De Latour was born October 20, 1856, in Bordeaux, France. At the age of twenty-six, he immigrated to San Francisco, where he was employed as a chemist from 1884 to 1888, later settling in San Jose in the early 1890s. He ran a cream of tartar business there for use in baking powder. After neighbors complained of the smell from his factory, he and his wife moved to Healdsburg in Sonoma County, before finally settling in Napa, where the De Latours Initially purchased four acres (1.6 ha) of land. Legend has it that when Fernande first saw the property she exclaimed, “Quel beau lieu!” which translates to English as “What a beautiful place!” And so the place was named.
Three decades ago, on my first visit to Napa valley, I stopped by Beringer for a tasting. I didn’t know much about Beringer at the time, mostly that they had a long history and made some well-regarded wines. Back then, tastings were free, but a friend had given me a tip to skip that and head upstairs to the Founders room, where you could sample Beringer’s best wines for $10. As a bonus, there was a crowd downstairs, but I had upstairs nearly to myself. I left that session with a life-long affinity and appreciation of what Cabernets from Napa could be like. (Today, the basic tasting is $45, and the high-end samplings are $125 or $150, depending on which way you go.)
In 1868, Jacob Beringer, enticed by the opportunities of the new world, sailed from his home in Mainz, Germany, to New York. However, after hearing that the rocky hillside soil and fertile valley floor of Napa Valley resembled that of vineyards back home in Germany, Jacob made his way to California in 1869. He became cellar foreman for Charles Krug, one of the first commercial winemakers in Napa Valley. A few years later, in 1875, Jacob and his brother, Frederick, purchased 215 acres next door to Charles Krug in St. Helena for $14,500. This parcel of land, known as Los Hermanos (the brothers), became the heart of the Beringer estate.

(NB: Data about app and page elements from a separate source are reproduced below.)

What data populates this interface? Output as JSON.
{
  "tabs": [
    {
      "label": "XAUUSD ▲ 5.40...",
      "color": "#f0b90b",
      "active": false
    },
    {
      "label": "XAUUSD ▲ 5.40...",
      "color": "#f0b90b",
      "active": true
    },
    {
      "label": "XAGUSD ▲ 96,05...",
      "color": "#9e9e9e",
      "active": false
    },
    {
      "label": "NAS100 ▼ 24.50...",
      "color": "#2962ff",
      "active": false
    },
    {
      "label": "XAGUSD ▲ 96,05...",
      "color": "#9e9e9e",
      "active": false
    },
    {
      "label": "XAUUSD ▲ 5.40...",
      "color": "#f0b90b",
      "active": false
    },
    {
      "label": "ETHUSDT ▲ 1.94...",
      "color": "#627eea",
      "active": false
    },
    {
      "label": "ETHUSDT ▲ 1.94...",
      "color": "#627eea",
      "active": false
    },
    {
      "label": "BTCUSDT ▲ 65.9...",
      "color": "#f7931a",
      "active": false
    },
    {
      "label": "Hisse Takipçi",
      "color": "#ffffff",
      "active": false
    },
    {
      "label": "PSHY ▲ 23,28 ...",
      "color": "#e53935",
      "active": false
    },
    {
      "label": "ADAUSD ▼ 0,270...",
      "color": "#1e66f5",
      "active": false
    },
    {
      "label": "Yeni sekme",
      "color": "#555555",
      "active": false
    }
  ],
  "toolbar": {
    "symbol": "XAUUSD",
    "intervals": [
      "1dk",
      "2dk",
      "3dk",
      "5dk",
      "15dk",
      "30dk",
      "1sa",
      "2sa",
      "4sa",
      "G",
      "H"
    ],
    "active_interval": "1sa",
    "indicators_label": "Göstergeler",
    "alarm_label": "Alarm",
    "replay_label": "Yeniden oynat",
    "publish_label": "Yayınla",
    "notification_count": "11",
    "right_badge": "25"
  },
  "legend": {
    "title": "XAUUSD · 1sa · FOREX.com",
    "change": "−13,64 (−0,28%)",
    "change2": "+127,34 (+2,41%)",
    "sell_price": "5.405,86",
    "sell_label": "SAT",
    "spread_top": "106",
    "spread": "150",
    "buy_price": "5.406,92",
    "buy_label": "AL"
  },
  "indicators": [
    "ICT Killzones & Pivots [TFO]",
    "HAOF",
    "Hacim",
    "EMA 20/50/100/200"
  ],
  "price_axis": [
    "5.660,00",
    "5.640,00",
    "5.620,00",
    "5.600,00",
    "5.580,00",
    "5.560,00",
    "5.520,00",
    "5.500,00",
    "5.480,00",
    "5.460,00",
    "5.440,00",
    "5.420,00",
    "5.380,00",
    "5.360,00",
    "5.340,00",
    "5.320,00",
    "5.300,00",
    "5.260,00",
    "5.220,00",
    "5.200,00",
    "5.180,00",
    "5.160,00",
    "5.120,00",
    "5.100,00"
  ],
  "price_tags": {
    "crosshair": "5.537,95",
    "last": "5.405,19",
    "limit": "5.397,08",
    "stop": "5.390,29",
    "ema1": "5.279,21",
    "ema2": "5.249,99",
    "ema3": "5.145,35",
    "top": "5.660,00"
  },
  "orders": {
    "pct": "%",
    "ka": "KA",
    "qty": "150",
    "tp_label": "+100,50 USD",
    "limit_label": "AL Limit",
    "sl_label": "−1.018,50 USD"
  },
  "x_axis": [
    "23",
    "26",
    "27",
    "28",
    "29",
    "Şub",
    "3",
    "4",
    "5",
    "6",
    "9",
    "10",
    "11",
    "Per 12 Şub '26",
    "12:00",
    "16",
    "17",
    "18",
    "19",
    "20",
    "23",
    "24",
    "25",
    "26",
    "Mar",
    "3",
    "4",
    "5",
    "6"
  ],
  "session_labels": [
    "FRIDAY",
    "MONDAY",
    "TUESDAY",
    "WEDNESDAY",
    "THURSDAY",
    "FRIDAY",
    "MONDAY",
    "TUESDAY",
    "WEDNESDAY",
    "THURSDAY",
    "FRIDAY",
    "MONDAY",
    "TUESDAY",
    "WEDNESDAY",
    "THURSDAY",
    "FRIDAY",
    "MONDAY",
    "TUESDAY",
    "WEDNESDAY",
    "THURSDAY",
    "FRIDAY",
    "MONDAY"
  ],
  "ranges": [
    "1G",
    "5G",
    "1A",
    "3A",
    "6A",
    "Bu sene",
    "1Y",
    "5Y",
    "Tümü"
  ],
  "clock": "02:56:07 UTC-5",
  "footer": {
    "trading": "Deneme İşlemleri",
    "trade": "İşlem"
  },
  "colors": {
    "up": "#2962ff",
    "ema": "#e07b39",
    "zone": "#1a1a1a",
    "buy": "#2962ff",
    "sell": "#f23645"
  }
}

Here, the brothers oversaw their first harvest and crush in 1876. With Jacob serving as winemaker and Frederick as financier, they made approximately 40,000 gallons of wine, or 18,000 cases, that first year. In order to house the fermentation tanks, the first two floors of the original winery were built, and Chinese workers began digging a 1,200-foot-long tunnel to store the wine for aging.